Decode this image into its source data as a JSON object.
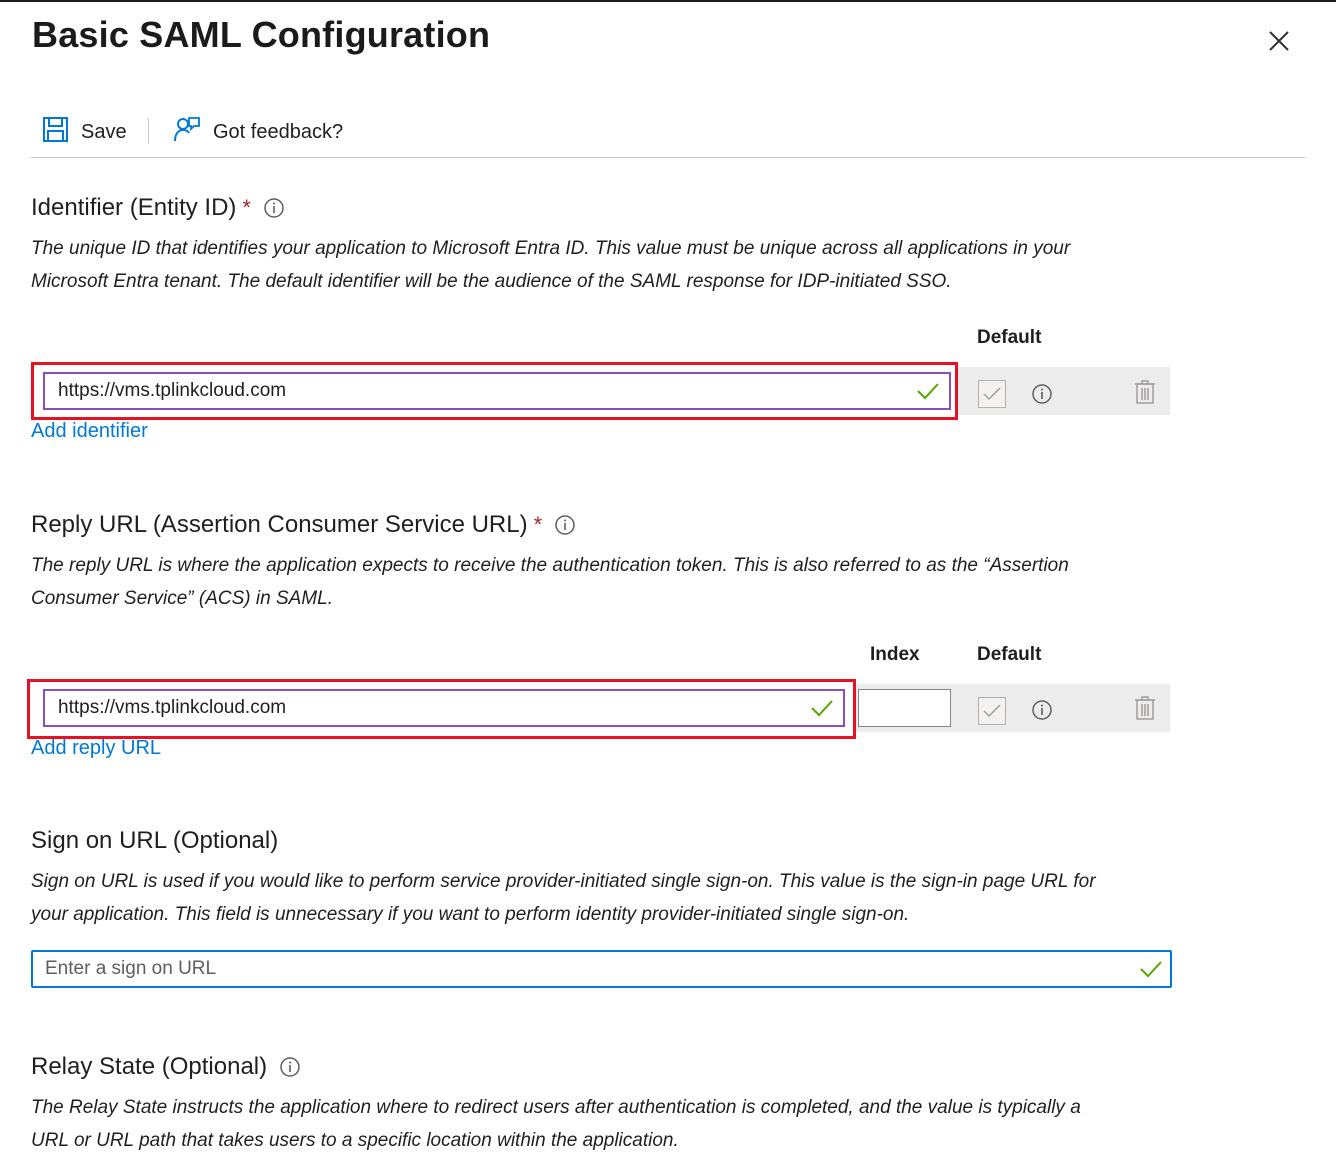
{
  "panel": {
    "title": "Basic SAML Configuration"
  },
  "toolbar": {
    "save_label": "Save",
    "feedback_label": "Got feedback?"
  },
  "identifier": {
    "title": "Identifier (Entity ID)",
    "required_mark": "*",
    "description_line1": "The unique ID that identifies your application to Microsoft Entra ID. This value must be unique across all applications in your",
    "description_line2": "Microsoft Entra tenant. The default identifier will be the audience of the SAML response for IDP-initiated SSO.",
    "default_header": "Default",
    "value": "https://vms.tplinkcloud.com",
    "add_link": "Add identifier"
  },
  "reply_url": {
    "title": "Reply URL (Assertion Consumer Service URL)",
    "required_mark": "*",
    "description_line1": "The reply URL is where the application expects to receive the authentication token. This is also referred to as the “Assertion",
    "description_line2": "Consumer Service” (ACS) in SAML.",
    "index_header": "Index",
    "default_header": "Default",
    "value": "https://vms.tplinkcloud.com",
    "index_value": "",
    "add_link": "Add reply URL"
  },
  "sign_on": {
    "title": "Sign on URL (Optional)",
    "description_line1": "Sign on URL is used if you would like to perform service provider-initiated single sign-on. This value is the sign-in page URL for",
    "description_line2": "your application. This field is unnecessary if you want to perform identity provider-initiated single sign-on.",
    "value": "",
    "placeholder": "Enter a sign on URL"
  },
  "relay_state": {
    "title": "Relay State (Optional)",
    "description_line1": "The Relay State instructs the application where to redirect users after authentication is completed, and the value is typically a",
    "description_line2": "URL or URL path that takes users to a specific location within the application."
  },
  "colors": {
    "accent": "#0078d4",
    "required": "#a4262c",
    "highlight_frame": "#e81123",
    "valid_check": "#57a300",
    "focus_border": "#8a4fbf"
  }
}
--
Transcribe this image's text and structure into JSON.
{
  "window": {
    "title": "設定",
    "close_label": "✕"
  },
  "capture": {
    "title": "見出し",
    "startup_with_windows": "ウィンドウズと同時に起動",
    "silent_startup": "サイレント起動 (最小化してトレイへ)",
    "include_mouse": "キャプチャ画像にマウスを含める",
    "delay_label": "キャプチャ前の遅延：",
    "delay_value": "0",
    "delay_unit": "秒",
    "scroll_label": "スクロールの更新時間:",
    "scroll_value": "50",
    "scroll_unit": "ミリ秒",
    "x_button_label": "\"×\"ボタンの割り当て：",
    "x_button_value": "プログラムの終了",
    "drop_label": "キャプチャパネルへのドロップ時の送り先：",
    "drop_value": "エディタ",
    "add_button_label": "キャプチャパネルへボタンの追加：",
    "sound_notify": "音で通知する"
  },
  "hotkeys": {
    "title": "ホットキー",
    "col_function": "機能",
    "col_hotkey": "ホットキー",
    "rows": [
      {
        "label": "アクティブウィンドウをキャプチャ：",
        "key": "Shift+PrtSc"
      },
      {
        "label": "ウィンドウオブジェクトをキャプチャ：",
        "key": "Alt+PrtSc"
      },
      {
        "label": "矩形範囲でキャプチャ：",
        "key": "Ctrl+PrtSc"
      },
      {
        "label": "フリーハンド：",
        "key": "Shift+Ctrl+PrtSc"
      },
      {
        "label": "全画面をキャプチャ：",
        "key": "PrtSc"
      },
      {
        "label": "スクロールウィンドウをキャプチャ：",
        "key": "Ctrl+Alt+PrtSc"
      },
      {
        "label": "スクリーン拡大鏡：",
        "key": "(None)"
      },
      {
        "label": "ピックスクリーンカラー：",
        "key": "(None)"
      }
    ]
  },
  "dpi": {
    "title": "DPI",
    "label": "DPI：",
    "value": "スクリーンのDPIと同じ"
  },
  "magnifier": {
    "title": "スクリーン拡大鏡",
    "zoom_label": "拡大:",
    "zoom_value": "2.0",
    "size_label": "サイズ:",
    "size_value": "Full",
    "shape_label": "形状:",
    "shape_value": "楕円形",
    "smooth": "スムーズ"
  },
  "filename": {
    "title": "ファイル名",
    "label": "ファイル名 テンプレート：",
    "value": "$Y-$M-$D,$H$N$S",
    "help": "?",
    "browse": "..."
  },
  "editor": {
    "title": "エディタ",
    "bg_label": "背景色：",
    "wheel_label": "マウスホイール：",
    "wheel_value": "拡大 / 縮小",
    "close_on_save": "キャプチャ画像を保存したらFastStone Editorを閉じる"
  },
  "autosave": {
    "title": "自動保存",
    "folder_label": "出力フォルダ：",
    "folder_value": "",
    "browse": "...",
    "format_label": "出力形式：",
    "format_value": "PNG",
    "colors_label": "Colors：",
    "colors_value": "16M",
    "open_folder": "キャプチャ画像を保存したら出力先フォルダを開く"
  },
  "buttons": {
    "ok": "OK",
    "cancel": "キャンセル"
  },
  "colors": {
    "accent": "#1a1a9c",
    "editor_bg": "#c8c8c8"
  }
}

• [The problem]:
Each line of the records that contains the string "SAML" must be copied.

• [Exercise solution]:
    "title": "Basic SAML Configuration"
    "description_line2": "Microsoft Entra tenant. The default identifier will be the audience of the SAML response for IDP-initiated SSO.",
    "description_line2": "Consumer Service” (ACS) in SAML.",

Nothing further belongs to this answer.